| EXERCISE DESCRIPTION |
Without changing a single word, restate the entries below.

(INFORMATION GIVEN begins)

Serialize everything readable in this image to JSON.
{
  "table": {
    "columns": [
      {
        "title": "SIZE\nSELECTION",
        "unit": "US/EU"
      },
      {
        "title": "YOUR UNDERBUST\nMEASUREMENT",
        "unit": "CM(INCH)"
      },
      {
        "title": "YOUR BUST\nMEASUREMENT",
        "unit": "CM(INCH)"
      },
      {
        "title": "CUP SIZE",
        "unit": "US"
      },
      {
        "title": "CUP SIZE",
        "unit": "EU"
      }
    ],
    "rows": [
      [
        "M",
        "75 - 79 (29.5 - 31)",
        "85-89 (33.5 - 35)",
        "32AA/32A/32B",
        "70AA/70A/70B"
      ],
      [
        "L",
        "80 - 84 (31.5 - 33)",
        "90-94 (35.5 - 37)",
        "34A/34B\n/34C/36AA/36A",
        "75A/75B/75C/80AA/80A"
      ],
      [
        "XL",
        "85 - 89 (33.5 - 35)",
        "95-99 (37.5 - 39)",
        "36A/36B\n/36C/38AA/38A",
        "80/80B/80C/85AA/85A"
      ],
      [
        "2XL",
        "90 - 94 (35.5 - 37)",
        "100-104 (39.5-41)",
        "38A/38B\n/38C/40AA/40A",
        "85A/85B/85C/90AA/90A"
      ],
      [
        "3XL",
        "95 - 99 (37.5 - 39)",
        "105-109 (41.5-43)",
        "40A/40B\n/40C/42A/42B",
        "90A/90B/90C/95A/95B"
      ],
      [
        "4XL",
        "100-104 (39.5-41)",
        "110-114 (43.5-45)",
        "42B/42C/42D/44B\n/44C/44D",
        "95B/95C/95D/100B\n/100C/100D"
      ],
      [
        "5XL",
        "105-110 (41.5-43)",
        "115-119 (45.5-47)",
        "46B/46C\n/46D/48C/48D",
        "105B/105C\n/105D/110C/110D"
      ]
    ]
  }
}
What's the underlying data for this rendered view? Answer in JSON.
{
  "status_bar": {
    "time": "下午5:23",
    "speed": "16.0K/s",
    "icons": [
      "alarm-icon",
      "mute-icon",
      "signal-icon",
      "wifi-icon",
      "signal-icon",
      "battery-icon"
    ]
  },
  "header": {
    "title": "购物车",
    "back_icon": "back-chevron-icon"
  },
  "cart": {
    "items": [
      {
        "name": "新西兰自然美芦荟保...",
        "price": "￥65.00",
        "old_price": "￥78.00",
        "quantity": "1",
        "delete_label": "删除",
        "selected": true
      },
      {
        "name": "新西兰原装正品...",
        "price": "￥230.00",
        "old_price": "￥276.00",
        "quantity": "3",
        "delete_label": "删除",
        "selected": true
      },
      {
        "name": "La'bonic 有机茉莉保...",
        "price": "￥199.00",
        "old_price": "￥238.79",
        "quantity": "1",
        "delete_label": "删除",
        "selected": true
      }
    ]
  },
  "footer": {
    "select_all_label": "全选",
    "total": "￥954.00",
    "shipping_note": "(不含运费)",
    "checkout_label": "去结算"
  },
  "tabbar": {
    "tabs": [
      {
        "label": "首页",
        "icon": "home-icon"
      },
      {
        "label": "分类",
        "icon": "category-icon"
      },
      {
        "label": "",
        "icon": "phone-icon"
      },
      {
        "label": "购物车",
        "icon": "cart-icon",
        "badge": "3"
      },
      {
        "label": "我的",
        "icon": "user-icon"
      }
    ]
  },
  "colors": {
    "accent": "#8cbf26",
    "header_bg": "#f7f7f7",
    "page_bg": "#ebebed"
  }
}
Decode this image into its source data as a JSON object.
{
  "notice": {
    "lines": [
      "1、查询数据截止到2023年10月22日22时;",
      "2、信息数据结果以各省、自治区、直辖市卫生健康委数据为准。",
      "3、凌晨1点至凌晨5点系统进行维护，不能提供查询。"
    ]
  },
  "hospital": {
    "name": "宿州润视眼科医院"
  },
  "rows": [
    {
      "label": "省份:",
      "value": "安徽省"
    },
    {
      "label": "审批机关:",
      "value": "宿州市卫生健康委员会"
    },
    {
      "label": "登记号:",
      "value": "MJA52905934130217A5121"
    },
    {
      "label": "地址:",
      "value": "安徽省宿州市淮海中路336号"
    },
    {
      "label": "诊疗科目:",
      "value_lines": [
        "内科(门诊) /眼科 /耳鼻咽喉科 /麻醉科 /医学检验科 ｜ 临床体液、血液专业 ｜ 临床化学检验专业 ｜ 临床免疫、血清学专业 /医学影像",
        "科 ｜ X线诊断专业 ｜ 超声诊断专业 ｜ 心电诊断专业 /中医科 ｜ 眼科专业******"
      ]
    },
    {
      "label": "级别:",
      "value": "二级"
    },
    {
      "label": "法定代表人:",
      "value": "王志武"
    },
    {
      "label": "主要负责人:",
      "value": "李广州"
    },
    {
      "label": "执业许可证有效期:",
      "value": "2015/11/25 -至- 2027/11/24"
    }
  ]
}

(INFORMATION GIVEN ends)

| TASK OUTPUT |
Serialize everything readable in this image to JSON.
{
  "table": {
    "columns": [
      {
        "title": "SIZE\nSELECTION",
        "unit": "US/EU"
      },
      {
        "title": "YOUR UNDERBUST\nMEASUREMENT",
        "unit": "CM(INCH)"
      },
      {
        "title": "YOUR BUST\nMEASUREMENT",
        "unit": "CM(INCH)"
      },
      {
        "title": "CUP SIZE",
        "unit": "US"
      },
      {
        "title": "CUP SIZE",
        "unit": "EU"
      }
    ],
    "rows": [
      [
        "M",
        "75 - 79 (29.5 - 31)",
        "85-89 (33.5 - 35)",
        "32AA/32A/32B",
        "70AA/70A/70B"
      ],
      [
        "L",
        "80 - 84 (31.5 - 33)",
        "90-94 (35.5 - 37)",
        "34A/34B\n/34C/36AA/36A",
        "75A/75B/75C/80AA/80A"
      ],
      [
        "XL",
        "85 - 89 (33.5 - 35)",
        "95-99 (37.5 - 39)",
        "36A/36B\n/36C/38AA/38A",
        "80/80B/80C/85AA/85A"
      ],
      [
        "2XL",
        "90 - 94 (35.5 - 37)",
        "100-104 (39.5-41)",
        "38A/38B\n/38C/40AA/40A",
        "85A/85B/85C/90AA/90A"
      ],
      [
        "3XL",
        "95 - 99 (37.5 - 39)",
        "105-109 (41.5-43)",
        "40A/40B\n/40C/42A/42B",
        "90A/90B/90C/95A/95B"
      ],
      [
        "4XL",
        "100-104 (39.5-41)",
        "110-114 (43.5-45)",
        "42B/42C/42D/44B\n/44C/44D",
        "95B/95C/95D/100B\n/100C/100D"
      ],
      [
        "5XL",
        "105-110 (41.5-43)",
        "115-119 (45.5-47)",
        "46B/46C\n/46D/48C/48D",
        "105B/105C\n/105D/110C/110D"
      ]
    ]
  }
}
What's the underlying data for this rendered view? Answer in JSON.
{
  "status_bar": {
    "time": "下午5:23",
    "speed": "16.0K/s",
    "icons": [
      "alarm-icon",
      "mute-icon",
      "signal-icon",
      "wifi-icon",
      "signal-icon",
      "battery-icon"
    ]
  },
  "header": {
    "title": "购物车",
    "back_icon": "back-chevron-icon"
  },
  "cart": {
    "items": [
      {
        "name": "新西兰自然美芦荟保...",
        "price": "￥65.00",
        "old_price": "￥78.00",
        "quantity": "1",
        "delete_label": "删除",
        "selected": true
      },
      {
        "name": "新西兰原装正品...",
        "price": "￥230.00",
        "old_price": "￥276.00",
        "quantity": "3",
        "delete_label": "删除",
        "selected": true
      },
      {
        "name": "La'bonic 有机茉莉保...",
        "price": "￥199.00",
        "old_price": "￥238.79",
        "quantity": "1",
        "delete_label": "删除",
        "selected": true
      }
    ]
  },
  "footer": {
    "select_all_label": "全选",
    "total": "￥954.00",
    "shipping_note": "(不含运费)",
    "checkout_label": "去结算"
  },
  "tabbar": {
    "tabs": [
      {
        "label": "首页",
        "icon": "home-icon"
      },
      {
        "label": "分类",
        "icon": "category-icon"
      },
      {
        "label": "",
        "icon": "phone-icon"
      },
      {
        "label": "购物车",
        "icon": "cart-icon",
        "badge": "3"
      },
      {
        "label": "我的",
        "icon": "user-icon"
      }
    ]
  },
  "colors": {
    "accent": "#8cbf26",
    "header_bg": "#f7f7f7",
    "page_bg": "#ebebed"
  }
}
Decode this image into its source data as a JSON object.
{
  "notice": {
    "lines": [
      "1、查询数据截止到2023年10月22日22时;",
      "2、信息数据结果以各省、自治区、直辖市卫生健康委数据为准。",
      "3、凌晨1点至凌晨5点系统进行维护，不能提供查询。"
    ]
  },
  "hospital": {
    "name": "宿州润视眼科医院"
  },
  "rows": [
    {
      "label": "省份:",
      "value": "安徽省"
    },
    {
      "label": "审批机关:",
      "value": "宿州市卫生健康委员会"
    },
    {
      "label": "登记号:",
      "value": "MJA52905934130217A5121"
    },
    {
      "label": "地址:",
      "value": "安徽省宿州市淮海中路336号"
    },
    {
      "label": "诊疗科目:",
      "value_lines": [
        "内科(门诊) /眼科 /耳鼻咽喉科 /麻醉科 /医学检验科 ｜ 临床体液、血液专业 ｜ 临床化学检验专业 ｜ 临床免疫、血清学专业 /医学影像",
        "科 ｜ X线诊断专业 ｜ 超声诊断专业 ｜ 心电诊断专业 /中医科 ｜ 眼科专业******"
      ]
    },
    {
      "label": "级别:",
      "value": "二级"
    },
    {
      "label": "法定代表人:",
      "value": "王志武"
    },
    {
      "label": "主要负责人:",
      "value": "李广州"
    },
    {
      "label": "执业许可证有效期:",
      "value": "2015/11/25 -至- 2027/11/24"
    }
  ]
}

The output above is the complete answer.